Moreover, it would be inconsistent
for the man who is not overcome by fear to be overcome by desire, or for the man who has shown himself
invincible to toil to be conquered by pleasure. We
must, therefore, not only avoid the latter, but also
beware of ambition for wealth; for there is nothing so
characteristic of narrowness and littleness of soul as
the love of riches; and there is nothing more honourable and noble than to be indifferent to money, if
one does not possess it, and to devote it to beneficence
and liberality, if one does possess it.
As I said before, we must also beware of ambition
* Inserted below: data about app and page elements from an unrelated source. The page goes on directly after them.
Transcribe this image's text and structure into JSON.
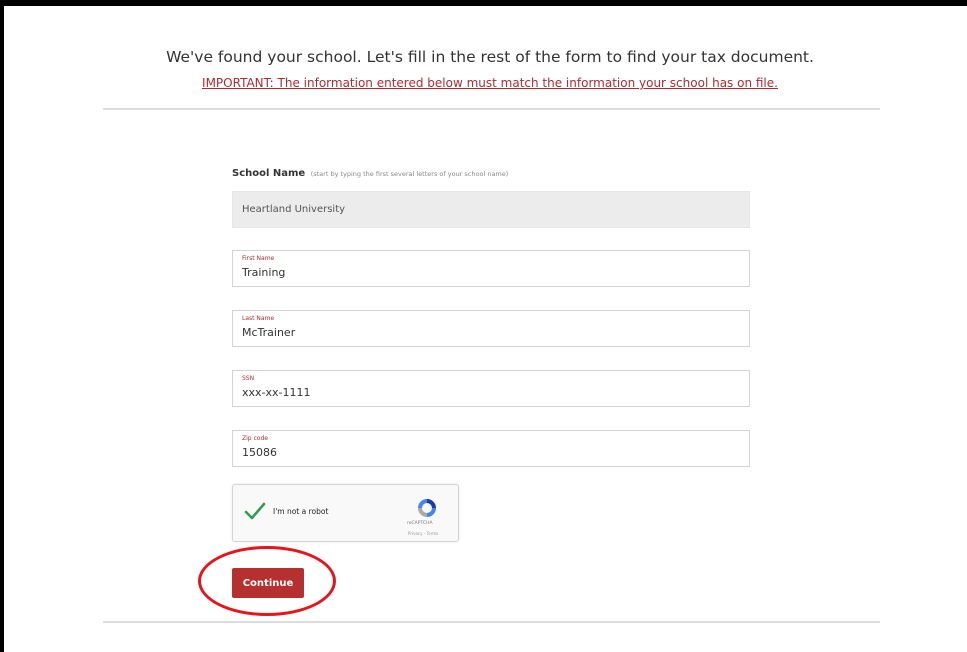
{
  "header": {
    "title": "We've found your school. Let's fill in the rest of the form to find your tax document.",
    "important": "IMPORTANT: The information entered below must match the information your school has on file."
  },
  "form": {
    "school": {
      "label": "School Name",
      "hint": "(start by typing the first several letters of your school name)",
      "value": "Heartland University"
    },
    "first_name": {
      "label": "First Name",
      "value": "Training"
    },
    "last_name": {
      "label": "Last Name",
      "value": "McTrainer"
    },
    "ssn": {
      "label": "SSN",
      "value": "xxx-xx-1111"
    },
    "zip": {
      "label": "Zip code",
      "value": "15086"
    },
    "recaptcha": {
      "label": "I'm not a robot",
      "brand": "reCAPTCHA",
      "terms": "Privacy - Terms",
      "checked": true
    },
    "continue_label": "Continue"
  },
  "colors": {
    "accent": "#b6302f",
    "important_text": "#b02a30",
    "highlight": "#e8141c",
    "check": "#2e9e4f"
  }
}
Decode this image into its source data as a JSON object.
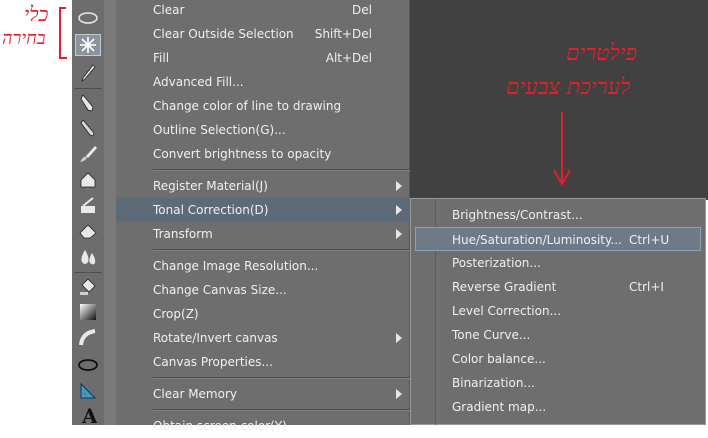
{
  "annotations": {
    "left_line1": "כלי",
    "left_line2": "בחירה",
    "right_line1": "פילטרים",
    "right_line2": "לעריכת צבעים"
  },
  "main_menu": {
    "items": [
      {
        "label": "Clear",
        "shortcut": "Del"
      },
      {
        "label": "Clear Outside Selection",
        "shortcut": "Shift+Del"
      },
      {
        "label": "Fill",
        "shortcut": "Alt+Del"
      },
      {
        "label": "Advanced Fill...",
        "shortcut": ""
      },
      {
        "label": "Change color of line to drawing",
        "shortcut": ""
      },
      {
        "label": "Outline Selection(G)...",
        "shortcut": ""
      },
      {
        "label": "Convert brightness to opacity",
        "shortcut": ""
      },
      {
        "label": "Register Material(J)",
        "shortcut": ""
      },
      {
        "label": "Tonal Correction(D)",
        "shortcut": ""
      },
      {
        "label": "Transform",
        "shortcut": ""
      },
      {
        "label": "Change Image Resolution...",
        "shortcut": ""
      },
      {
        "label": "Change Canvas Size...",
        "shortcut": ""
      },
      {
        "label": "Crop(Z)",
        "shortcut": ""
      },
      {
        "label": "Rotate/Invert canvas",
        "shortcut": ""
      },
      {
        "label": "Canvas Properties...",
        "shortcut": ""
      },
      {
        "label": "Clear Memory",
        "shortcut": ""
      },
      {
        "label": "Obtain screen color(Y)",
        "shortcut": ""
      }
    ]
  },
  "submenu": {
    "items": [
      {
        "label": "Brightness/Contrast...",
        "shortcut": ""
      },
      {
        "label": "Hue/Saturation/Luminosity...",
        "shortcut": "Ctrl+U"
      },
      {
        "label": "Posterization...",
        "shortcut": ""
      },
      {
        "label": "Reverse Gradient",
        "shortcut": "Ctrl+I"
      },
      {
        "label": "Level Correction...",
        "shortcut": ""
      },
      {
        "label": "Tone Curve...",
        "shortcut": ""
      },
      {
        "label": "Color balance...",
        "shortcut": ""
      },
      {
        "label": "Binarization...",
        "shortcut": ""
      },
      {
        "label": "Gradient map...",
        "shortcut": ""
      }
    ]
  },
  "toolbar": {
    "tools": [
      "ellipse-selection-icon",
      "auto-select-wand-icon",
      "eyedropper-icon",
      "pen-icon",
      "pencil-icon",
      "brush-icon",
      "airbrush-icon",
      "decoration-icon",
      "eraser-icon",
      "blend-icon",
      "fill-bucket-icon",
      "gradient-icon",
      "figure-line-icon",
      "ellipse-figure-icon",
      "ruler-icon",
      "text-icon"
    ]
  },
  "colors": {
    "annotation": "#e0202a",
    "menu_bg": "#6e6e6e",
    "highlight": "#5d6a78",
    "canvas": "#414141"
  }
}
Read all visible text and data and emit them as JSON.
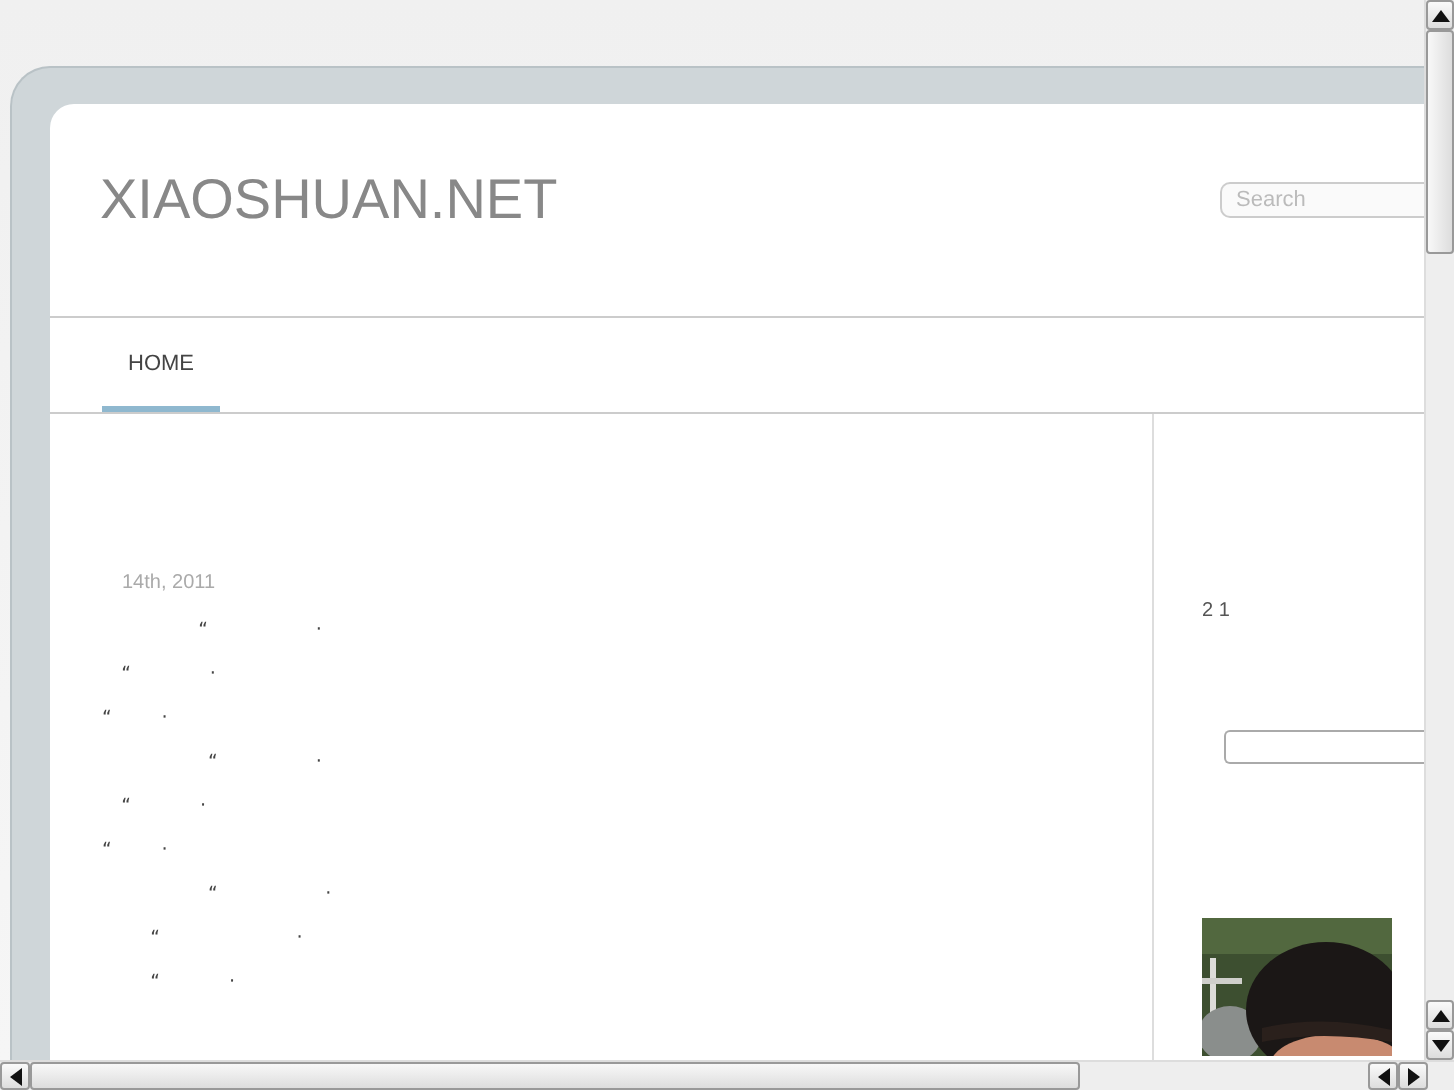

for glory; for it robs us of liberty, and in defence of
liberty a high-souled man should stake everything.
And one ought not to seek military authority; nay,
rather it ought sometimes to be declined,1
to be resigned.2